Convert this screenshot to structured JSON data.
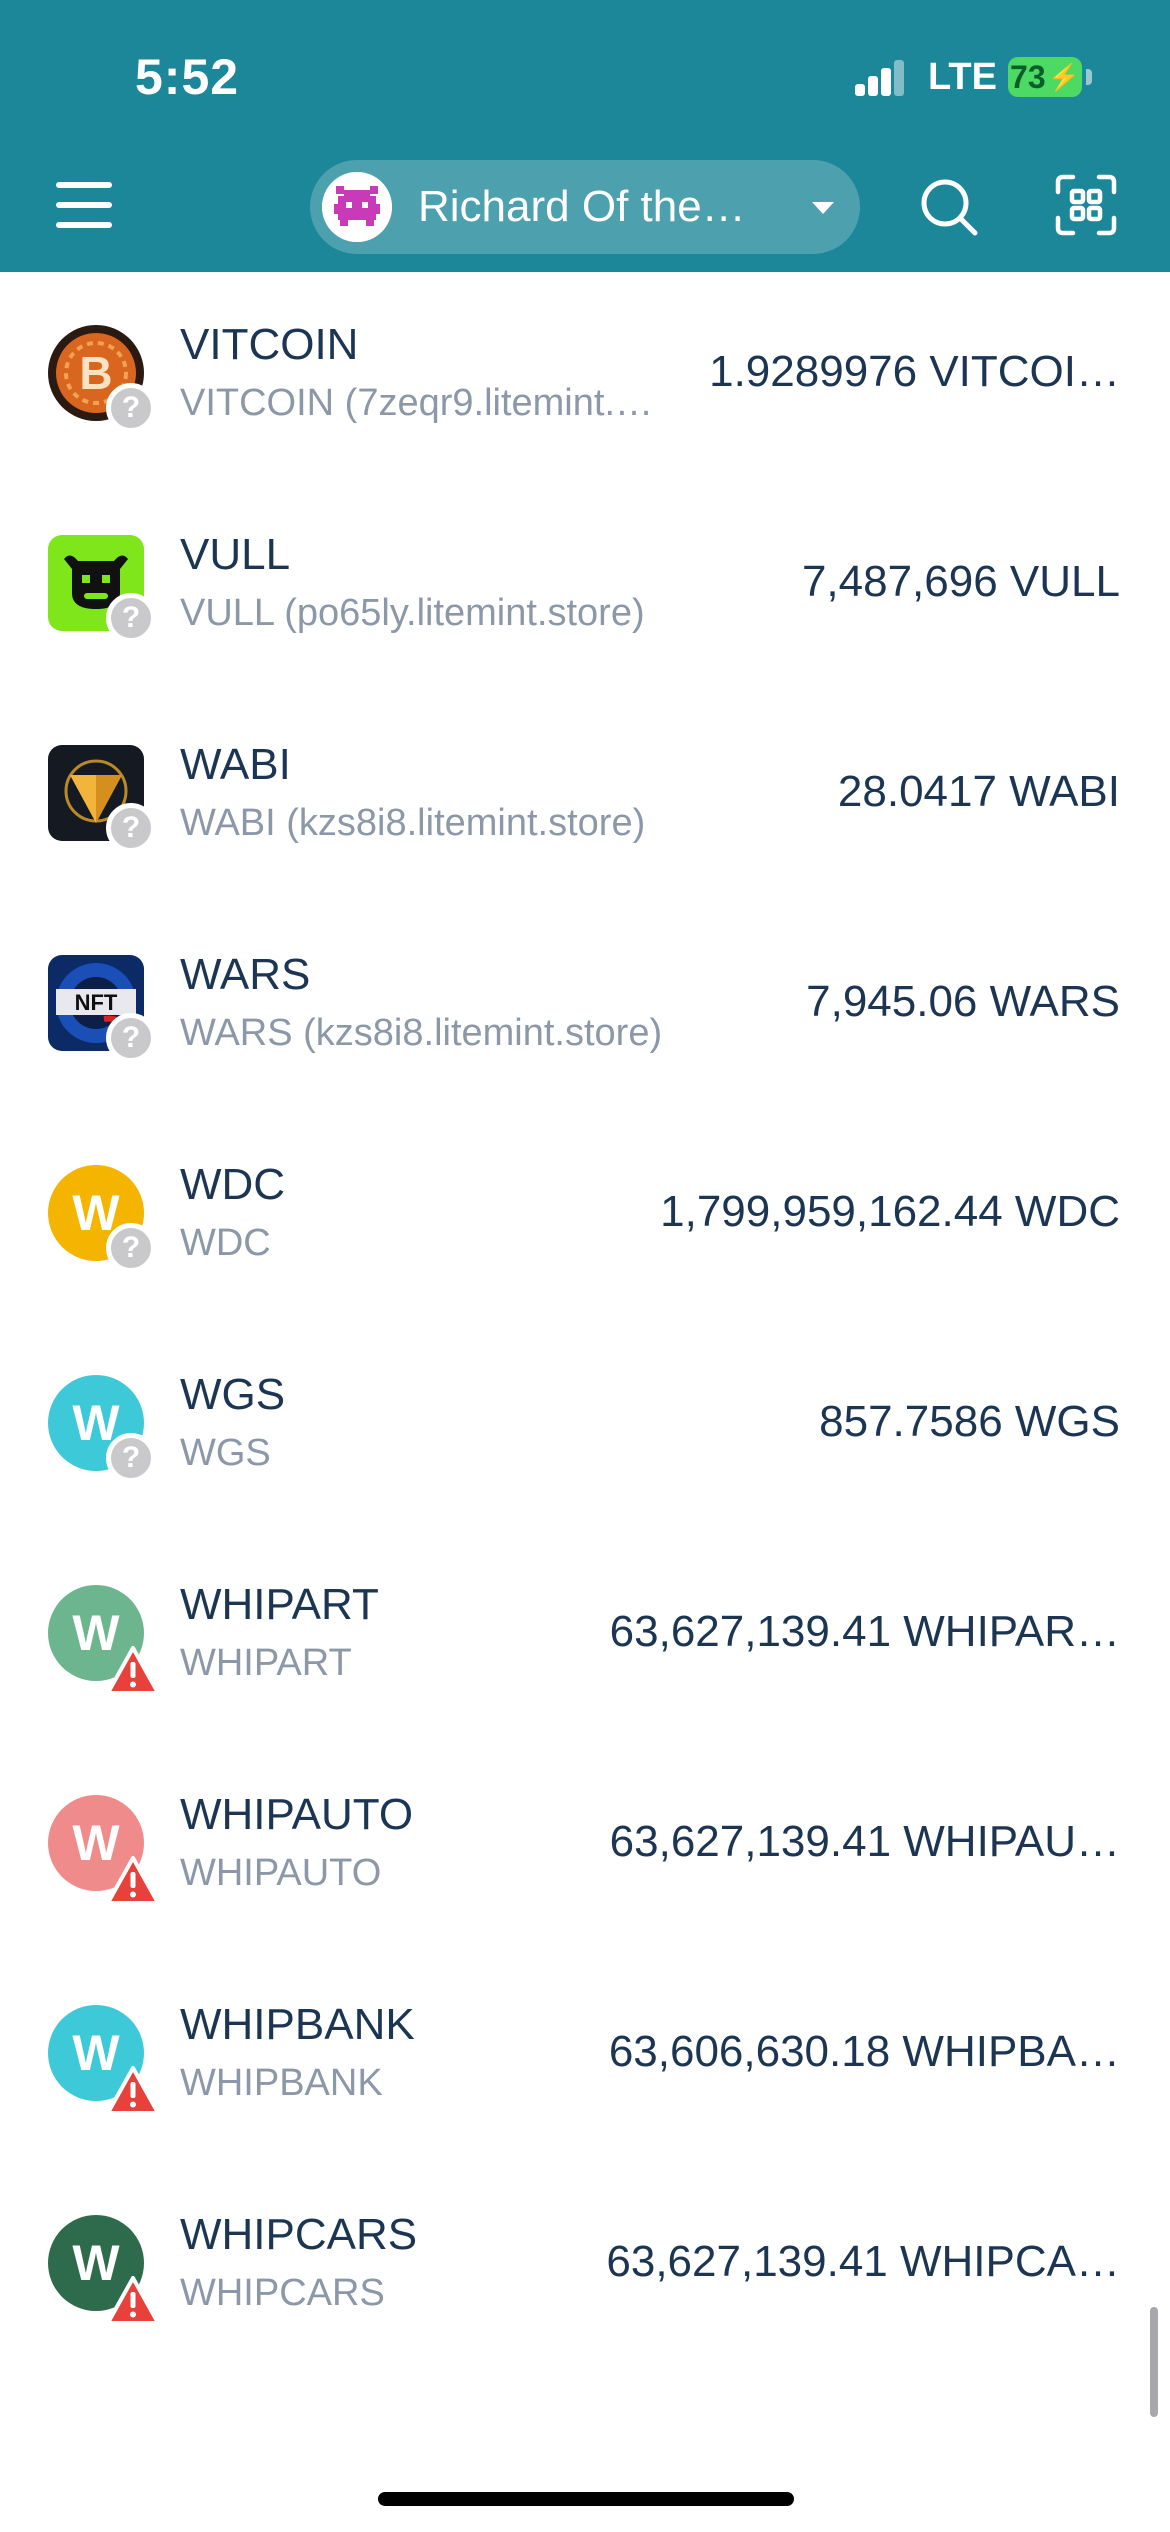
{
  "status_bar": {
    "time": "5:52",
    "network": "LTE",
    "battery": "73"
  },
  "header": {
    "account_name": "Richard Of the…"
  },
  "tokens": [
    {
      "name": "VITCOIN",
      "subtitle": "VITCOIN (7zeqr9.litemint.…",
      "balance": "1.9289976 VITCOI…",
      "icon": "bitcoin-coin-icon",
      "badge": "unknown"
    },
    {
      "name": "VULL",
      "subtitle": "VULL (po65ly.litemint.store)",
      "balance": "7,487,696 VULL",
      "icon": "bull-icon",
      "badge": "unknown"
    },
    {
      "name": "WABI",
      "subtitle": "WABI (kzs8i8.litemint.store)",
      "balance": "28.0417 WABI",
      "icon": "wabi-triangle-icon",
      "badge": "unknown"
    },
    {
      "name": "WARS",
      "subtitle": "WARS (kzs8i8.litemint.store)",
      "balance": "7,945.06 WARS",
      "icon": "nft-wars-icon",
      "badge": "unknown"
    },
    {
      "name": "WDC",
      "subtitle": "WDC",
      "balance": "1,799,959,162.44 WDC",
      "icon": "letter-w-icon",
      "letter": "W",
      "color": "#f4b400",
      "badge": "unknown"
    },
    {
      "name": "WGS",
      "subtitle": "WGS",
      "balance": "857.7586 WGS",
      "icon": "letter-w-icon",
      "letter": "W",
      "color": "#3ec9d8",
      "badge": "unknown"
    },
    {
      "name": "WHIPART",
      "subtitle": "WHIPART",
      "balance": "63,627,139.41 WHIPAR…",
      "icon": "letter-w-icon",
      "letter": "W",
      "color": "#6cb58e",
      "badge": "warning"
    },
    {
      "name": "WHIPAUTO",
      "subtitle": "WHIPAUTO",
      "balance": "63,627,139.41 WHIPAU…",
      "icon": "letter-w-icon",
      "letter": "W",
      "color": "#ef8b8b",
      "badge": "warning"
    },
    {
      "name": "WHIPBANK",
      "subtitle": "WHIPBANK",
      "balance": "63,606,630.18 WHIPBA…",
      "icon": "letter-w-icon",
      "letter": "W",
      "color": "#3ec9d8",
      "badge": "warning"
    },
    {
      "name": "WHIPCARS",
      "subtitle": "WHIPCARS",
      "balance": "63,627,139.41 WHIPCA…",
      "icon": "letter-w-icon",
      "letter": "W",
      "color": "#2e6b4d",
      "badge": "warning"
    }
  ],
  "colors": {
    "header_bg": "#1b8799",
    "text_primary": "#1b3553",
    "text_secondary": "#8c98a8",
    "warning": "#e8403a"
  }
}
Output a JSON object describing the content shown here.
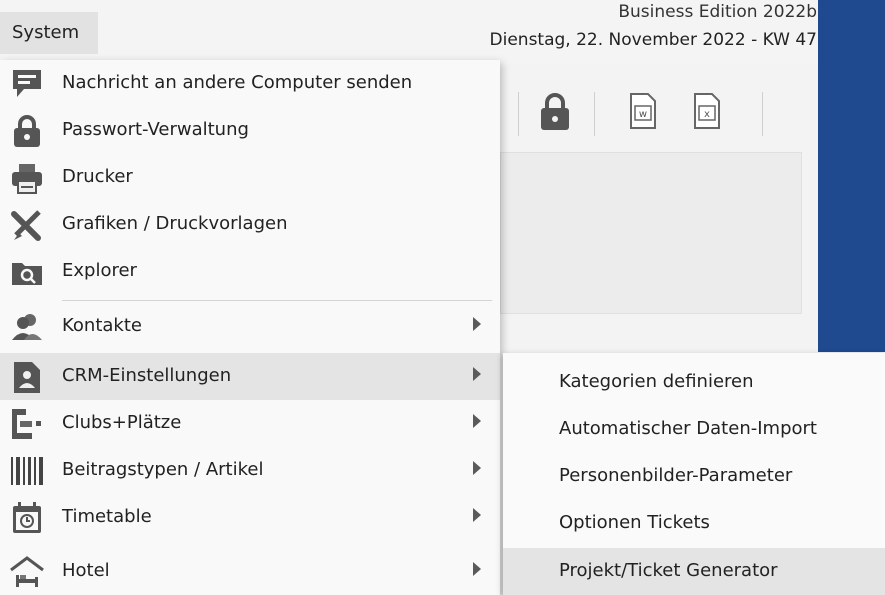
{
  "header": {
    "system_tab": "System",
    "edition": "Business Edition 2022b",
    "date": "Dienstag, 22. November 2022 - KW 47"
  },
  "main_menu": {
    "items": [
      {
        "label": "Nachricht an andere Computer senden",
        "icon": "message-icon"
      },
      {
        "label": "Passwort-Verwaltung",
        "icon": "lock-icon"
      },
      {
        "label": "Drucker",
        "icon": "printer-icon"
      },
      {
        "label": "Grafiken / Druckvorlagen",
        "icon": "tools-icon"
      },
      {
        "label": "Explorer",
        "icon": "explorer-icon"
      },
      {
        "label": "Kontakte",
        "icon": "contacts-icon",
        "submenu": true
      },
      {
        "label": "CRM-Einstellungen",
        "icon": "crm-settings-icon",
        "submenu": true,
        "highlighted": true
      },
      {
        "label": "Clubs+Plätze",
        "icon": "clubs-icon",
        "submenu": true
      },
      {
        "label": "Beitragstypen / Artikel",
        "icon": "barcode-icon",
        "submenu": true
      },
      {
        "label": "Timetable",
        "icon": "calendar-clock-icon",
        "submenu": true
      },
      {
        "label": "Hotel",
        "icon": "hotel-icon",
        "submenu": true
      }
    ]
  },
  "submenu": {
    "items": [
      {
        "label": "Kategorien definieren"
      },
      {
        "label": "Automatischer Daten-Import"
      },
      {
        "label": "Personenbilder-Parameter"
      },
      {
        "label": "Optionen Tickets"
      },
      {
        "label": "Projekt/Ticket Generator",
        "highlighted": true
      }
    ]
  },
  "toolbar": {
    "icons": [
      "lock-icon",
      "word-document-icon",
      "excel-document-icon"
    ]
  },
  "colors": {
    "menu_background": "#f9f9f9",
    "highlight": "#e4e4e4",
    "blue_panel": "#1f4a8f",
    "icon_gray": "#555555"
  }
}
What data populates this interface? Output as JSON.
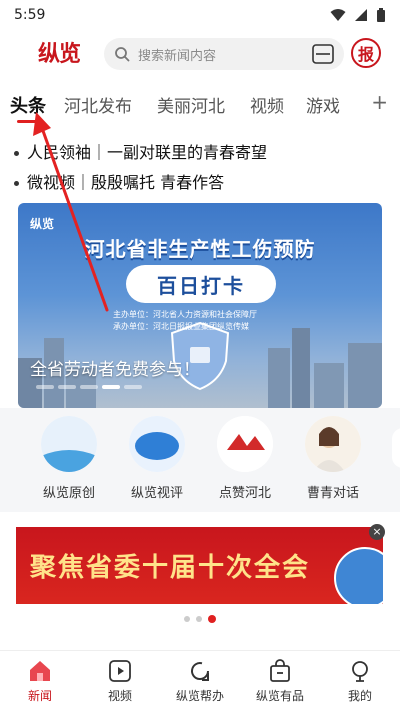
{
  "status_bar": {
    "time": "5:59"
  },
  "header": {
    "logo_text": "纵览",
    "search_placeholder": "搜索新闻内容",
    "bao_text": "报"
  },
  "tabs": {
    "items": [
      {
        "label": "头条",
        "active": true
      },
      {
        "label": "河北发布"
      },
      {
        "label": "美丽河北"
      },
      {
        "label": "视频"
      },
      {
        "label": "游戏"
      }
    ],
    "add_label": "+"
  },
  "headlines": [
    "人民领袖｜一副对联里的青春寄望",
    "微视频｜殷殷嘱托 青春作答"
  ],
  "banner": {
    "small_logo": "纵览",
    "title": "河北省非生产性工伤预防",
    "subtitle": "百日打卡",
    "line1": "主办单位：河北省人力资源和社会保障厅",
    "line2": "承办单位：河北日报报业集团纵览传媒",
    "caption": "全省劳动者免费参与！",
    "dot_count": 5,
    "active_dot": 3
  },
  "quick_links": [
    {
      "label": "纵览原创",
      "icon": "纵览原创-icon"
    },
    {
      "label": "纵览视评",
      "icon": "纵览视评-icon"
    },
    {
      "label": "点赞河北",
      "icon": "点赞河北-icon"
    },
    {
      "label": "曹青对话",
      "icon": "曹青对话-icon"
    }
  ],
  "ad": {
    "text": "聚焦省委十届十次全会",
    "close_label": "×",
    "dot_count": 3,
    "active_dot": 2
  },
  "bottom_nav": [
    {
      "label": "新闻",
      "icon": "home-icon",
      "active": true
    },
    {
      "label": "视频",
      "icon": "video-icon"
    },
    {
      "label": "纵览帮办",
      "icon": "help-icon"
    },
    {
      "label": "纵览有品",
      "icon": "shop-bag-icon"
    },
    {
      "label": "我的",
      "icon": "profile-icon"
    }
  ],
  "colors": {
    "accent": "#c8161d",
    "indicator": "#e02020",
    "banner_blue": "#3d78c8"
  }
}
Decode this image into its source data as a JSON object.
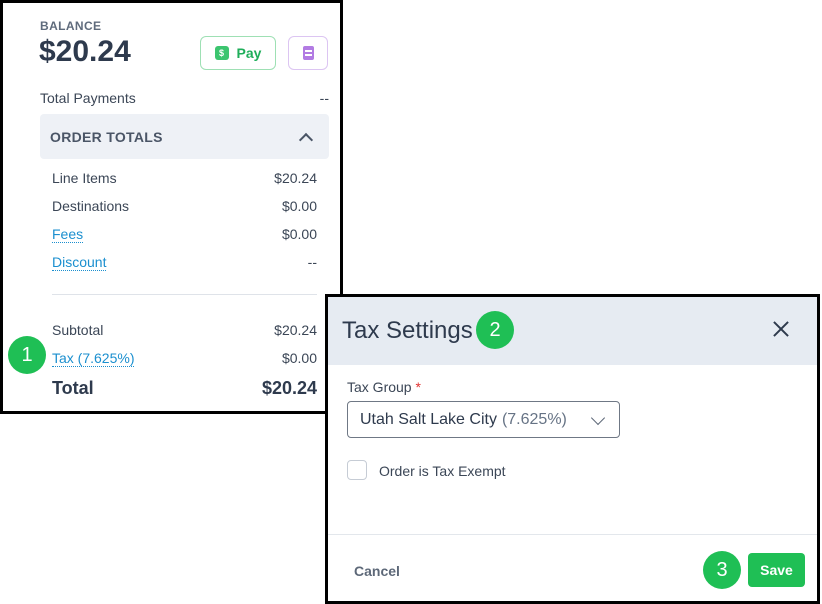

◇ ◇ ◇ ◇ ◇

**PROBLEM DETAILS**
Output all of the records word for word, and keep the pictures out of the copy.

**ANSWER TO THE EXERCISE**
Convert this screenshot to structured JSON data.
{
  "status_bar": {
    "time": "5:52",
    "network": "LTE",
    "battery": "73"
  },
  "header": {
    "account_name": "Richard Of the…"
  },
  "tokens": [
    {
      "name": "VITCOIN",
      "subtitle": "VITCOIN (7zeqr9.litemint.…",
      "balance": "1.9289976 VITCOI…",
      "icon": "bitcoin-coin-icon",
      "badge": "unknown"
    },
    {
      "name": "VULL",
      "subtitle": "VULL (po65ly.litemint.store)",
      "balance": "7,487,696 VULL",
      "icon": "bull-icon",
      "badge": "unknown"
    },
    {
      "name": "WABI",
      "subtitle": "WABI (kzs8i8.litemint.store)",
      "balance": "28.0417 WABI",
      "icon": "wabi-triangle-icon",
      "badge": "unknown"
    },
    {
      "name": "WARS",
      "subtitle": "WARS (kzs8i8.litemint.store)",
      "balance": "7,945.06 WARS",
      "icon": "nft-wars-icon",
      "badge": "unknown"
    },
    {
      "name": "WDC",
      "subtitle": "WDC",
      "balance": "1,799,959,162.44 WDC",
      "icon": "letter-w-icon",
      "letter": "W",
      "color": "#f4b400",
      "badge": "unknown"
    },
    {
      "name": "WGS",
      "subtitle": "WGS",
      "balance": "857.7586 WGS",
      "icon": "letter-w-icon",
      "letter": "W",
      "color": "#3ec9d8",
      "badge": "unknown"
    },
    {
      "name": "WHIPART",
      "subtitle": "WHIPART",
      "balance": "63,627,139.41 WHIPAR…",
      "icon": "letter-w-icon",
      "letter": "W",
      "color": "#6cb58e",
      "badge": "warning"
    },
    {
      "name": "WHIPAUTO",
      "subtitle": "WHIPAUTO",
      "balance": "63,627,139.41 WHIPAU…",
      "icon": "letter-w-icon",
      "letter": "W",
      "color": "#ef8b8b",
      "badge": "warning"
    },
    {
      "name": "WHIPBANK",
      "subtitle": "WHIPBANK",
      "balance": "63,606,630.18 WHIPBA…",
      "icon": "letter-w-icon",
      "letter": "W",
      "color": "#3ec9d8",
      "badge": "warning"
    },
    {
      "name": "WHIPCARS",
      "subtitle": "WHIPCARS",
      "balance": "63,627,139.41 WHIPCA…",
      "icon": "letter-w-icon",
      "letter": "W",
      "color": "#2e6b4d",
      "badge": "warning"
    }
  ],
  "colors": {
    "header_bg": "#1b8799",
    "text_primary": "#1b3553",
    "text_secondary": "#8c98a8",
    "warning": "#e8403a"
  }
}
Output a JSON object describing the content shown here.
{
  "header": {
    "system_tab": "System",
    "edition": "Business Edition 2022b",
    "date": "Dienstag, 22. November 2022 - KW 47"
  },
  "main_menu": {
    "items": [
      {
        "label": "Nachricht an andere Computer senden",
        "icon": "message-icon"
      },
      {
        "label": "Passwort-Verwaltung",
        "icon": "lock-icon"
      },
      {
        "label": "Drucker",
        "icon": "printer-icon"
      },
      {
        "label": "Grafiken / Druckvorlagen",
        "icon": "tools-icon"
      },
      {
        "label": "Explorer",
        "icon": "explorer-icon"
      },
      {
        "label": "Kontakte",
        "icon": "contacts-icon",
        "submenu": true
      },
      {
        "label": "CRM-Einstellungen",
        "icon": "crm-settings-icon",
        "submenu": true,
        "highlighted": true
      },
      {
        "label": "Clubs+Plätze",
        "icon": "clubs-icon",
        "submenu": true
      },
      {
        "label": "Beitragstypen / Artikel",
        "icon": "barcode-icon",
        "submenu": true
      },
      {
        "label": "Timetable",
        "icon": "calendar-clock-icon",
        "submenu": true
      },
      {
        "label": "Hotel",
        "icon": "hotel-icon",
        "submenu": true
      }
    ]
  },
  "submenu": {
    "items": [
      {
        "label": "Kategorien definieren"
      },
      {
        "label": "Automatischer Daten-Import"
      },
      {
        "label": "Personenbilder-Parameter"
      },
      {
        "label": "Optionen Tickets"
      },
      {
        "label": "Projekt/Ticket Generator",
        "highlighted": true
      }
    ]
  },
  "toolbar": {
    "icons": [
      "lock-icon",
      "word-document-icon",
      "excel-document-icon"
    ]
  },
  "colors": {
    "menu_background": "#f9f9f9",
    "highlight": "#e4e4e4",
    "blue_panel": "#1f4a8f",
    "icon_gray": "#555555"
  }
}
What data populates this interface? Output as JSON.
{
  "status_bar": {
    "time": "5:59"
  },
  "header": {
    "logo_text": "纵览",
    "search_placeholder": "搜索新闻内容",
    "bao_text": "报"
  },
  "tabs": {
    "items": [
      {
        "label": "头条",
        "active": true
      },
      {
        "label": "河北发布"
      },
      {
        "label": "美丽河北"
      },
      {
        "label": "视频"
      },
      {
        "label": "游戏"
      }
    ],
    "add_label": "+"
  },
  "headlines": [
    "人民领袖｜一副对联里的青春寄望",
    "微视频｜殷殷嘱托 青春作答"
  ],
  "banner": {
    "small_logo": "纵览",
    "title": "河北省非生产性工伤预防",
    "subtitle": "百日打卡",
    "line1": "主办单位：河北省人力资源和社会保障厅",
    "line2": "承办单位：河北日报报业集团纵览传媒",
    "caption": "全省劳动者免费参与！",
    "dot_count": 5,
    "active_dot": 3
  },
  "quick_links": [
    {
      "label": "纵览原创",
      "icon": "纵览原创-icon"
    },
    {
      "label": "纵览视评",
      "icon": "纵览视评-icon"
    },
    {
      "label": "点赞河北",
      "icon": "点赞河北-icon"
    },
    {
      "label": "曹青对话",
      "icon": "曹青对话-icon"
    }
  ],
  "ad": {
    "text": "聚焦省委十届十次全会",
    "close_label": "×",
    "dot_count": 3,
    "active_dot": 2
  },
  "bottom_nav": [
    {
      "label": "新闻",
      "icon": "home-icon",
      "active": true
    },
    {
      "label": "视频",
      "icon": "video-icon"
    },
    {
      "label": "纵览帮办",
      "icon": "help-icon"
    },
    {
      "label": "纵览有品",
      "icon": "shop-bag-icon"
    },
    {
      "label": "我的",
      "icon": "profile-icon"
    }
  ],
  "colors": {
    "accent": "#c8161d",
    "indicator": "#e02020",
    "banner_blue": "#3d78c8"
  }
}
Decode this image into its source data as a JSON object.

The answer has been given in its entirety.